Is Trop onthe block?

Oct 11, 2005 5:39 AM

Tropicana bosses have once again drawn a line in the sand, saying they are not booking any business after about the middle of February.

The reason? A reservation clerk explained what most people already know: The big thinkers at Aztar Corp., which owns the Tropicana both in Las Vegas and Atlantic City, are considering a redevelopment of its 34 acres at Tropicana Avenue and the Strip.

So when will we know if guest rooms will be available in March or April? I asked a helpful room reservation clerk.

"Why don’t you try back near the end of the year," she said, referring to what many businesses do in this situation — establish cut-off dates only to later move them.

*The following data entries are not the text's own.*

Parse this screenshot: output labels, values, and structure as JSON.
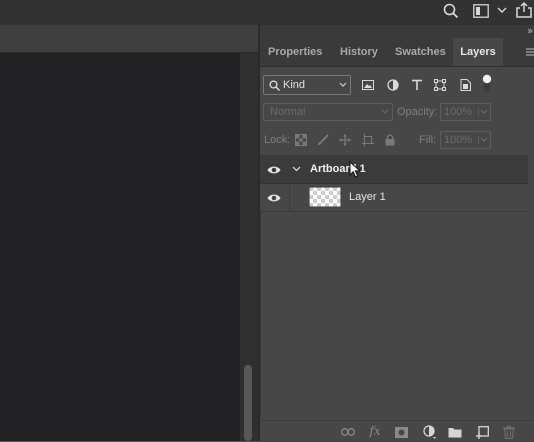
{
  "panel": {
    "tabs": [
      {
        "label": "Properties",
        "active": false
      },
      {
        "label": "History",
        "active": false
      },
      {
        "label": "Swatches",
        "active": false
      },
      {
        "label": "Layers",
        "active": true
      }
    ],
    "filter_kind": "Kind",
    "blend_mode": "Normal",
    "opacity_label": "Opacity:",
    "opacity_value": "100%",
    "lock_label": "Lock:",
    "fill_label": "Fill:",
    "fill_value": "100%"
  },
  "layers": [
    {
      "name": "Artboard 1",
      "type": "artboard",
      "expanded": true,
      "visible": true,
      "selected": true
    },
    {
      "name": "Layer 1",
      "type": "pixel",
      "visible": true,
      "selected": false
    }
  ],
  "icons": {
    "topbar": [
      "search-icon",
      "workspace-icon",
      "chevron-down-icon",
      "share-icon"
    ],
    "filters": [
      "image-filter-icon",
      "adjustment-filter-icon",
      "type-filter-icon",
      "shape-filter-icon",
      "smart-object-filter-icon",
      "filter-toggle-icon"
    ],
    "locks": [
      "lock-transparent-icon",
      "lock-image-icon",
      "lock-position-icon",
      "lock-artboard-icon",
      "lock-all-icon"
    ],
    "bottom": [
      "link-icon",
      "fx-icon",
      "mask-icon",
      "adjustment-icon",
      "group-icon",
      "new-layer-icon",
      "trash-icon"
    ]
  },
  "colors": {
    "panel_bg": "#474747",
    "tab_bar_bg": "#3a3a3a",
    "canvas_bg": "#222123",
    "selected_row": "#3b3b3b"
  }
}
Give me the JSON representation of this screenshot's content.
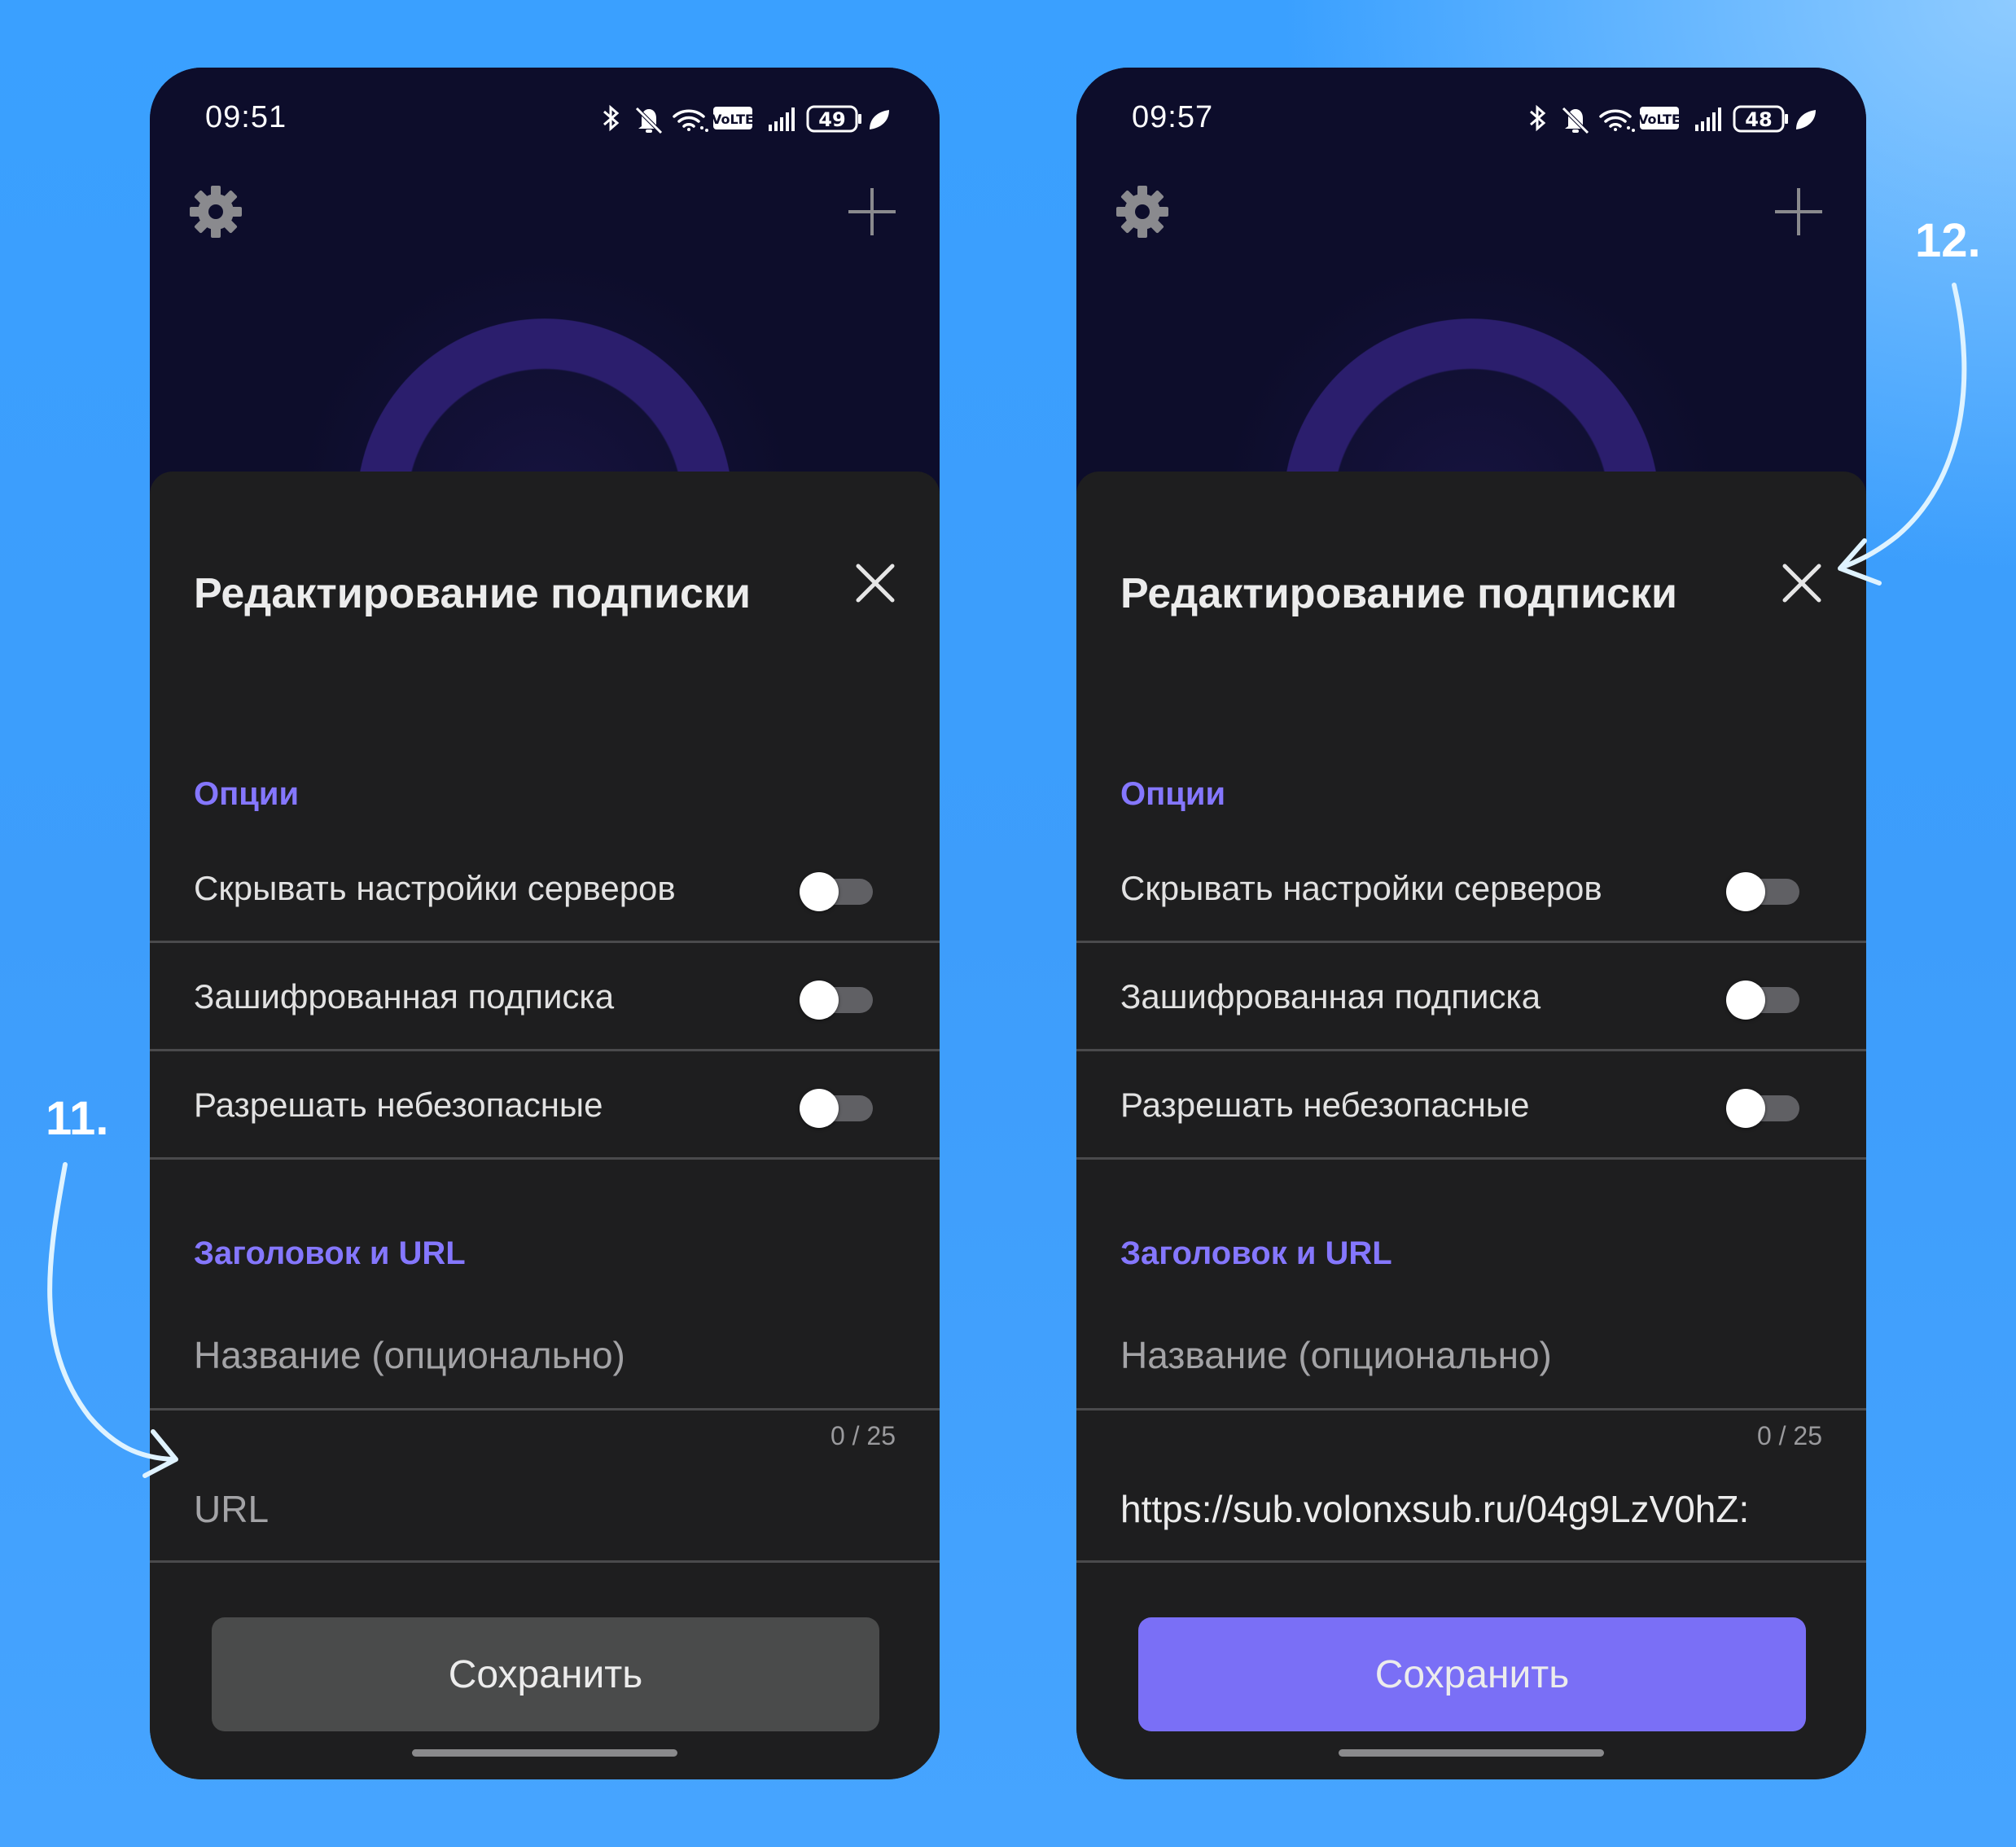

There’s no reason to believe Aztar officials intend to redevelop in Las Vegas any time soon, not with the company already thinking out loud about another Atlantic City expansion and the possibility of an investment in Pennsylvania.

Besides, the price of what the company once expected to do in Las Vegas for about $750 million would probably cost a billion in today’s world. That’s a lot of money for a company that has not shown an interest in making a bold Las Vegas statement in more than 20 years.

Harrah’s weighs expansion options

Speaking of development, Harrah’s remains at least six months away from finalizing the concepts that will be used to develop or re-develop its several hundred acres of Las Vegas real estate.

The criteria for eventual decisions have been the subject of brain-storming sessions that put a focus not merely on what Las Vegas customers want today but what they are likely to want 10-15 years from now.

These are not easy decisions. There’s not a lot of room for error, not when the decisions will eventually involve billions of dollars in spending and the interests of people who may not yet be considered Las Vegas visitors.

But there is good reason to believe the eventual conclusions may include a signature Harrah’s. It seems logical in a city where the company has centered so many of its resources.

Moreover, there should be a Harrah’s headquarters.

Many of the possibilities speak for themselves. The company has two significant parcels of under-developed real estate: everything connected with the Bally complex and the many acres at the Rio that are now mostly used for parking.

It also has a network of narrow roads and alleys around the Harrah’s Las Vegas property, and the recently acquired Imperial Palace and Flamingo properties can be made more user-friendly and compelling.

Harrah’s CEO Gary Loveman has publicly mentioned his dissatisfaction with the current use of the Bally land. The late Arthur Goldberg said much the same thing when he headed Bally Gaming and then Park Place Entertainment.

Loveman has had almost nothing to say about what might happen at the Rio where there is plenty of room to add everything from another hotel to an assortment of attractions. One thing seems certain, there will one day be a link between the Rio and Caesars and the complex of Harrah’s properties around the corner of the Strip and Flamingo.

But the Harrah’s plate is already full with projects on several fronts — Atlantic City, Las Vegas and, of course, the Gulf Coast, where possible changes in the rules applying to all casino operators are being discussed even as this is written.

Ever wonder what you’d do with the chance to go back and try certain important things all over again?

That’s the fascinating quandary facing Gulf Coast casinos.

Loveman has already hinted at the possible shape of things to come with his statement that the company will definitely rebuild in Biloxi, but it’s hard to say what will occur with respect to its Gulfport casino.

Then there’s New Orleans, where Mayor Ray Nagin says an expanded casino district would be a great idea. But it’s hard to imagine expanded gambling in that area any time soon.

That’s why the Big Easy raises, as another top industry executive confided, "so many questions that are anything but easy to answer. It is impossible to say when Harrah’s casino will re-open, just as it is also impossible to say how much company Harrah’s might eventually have."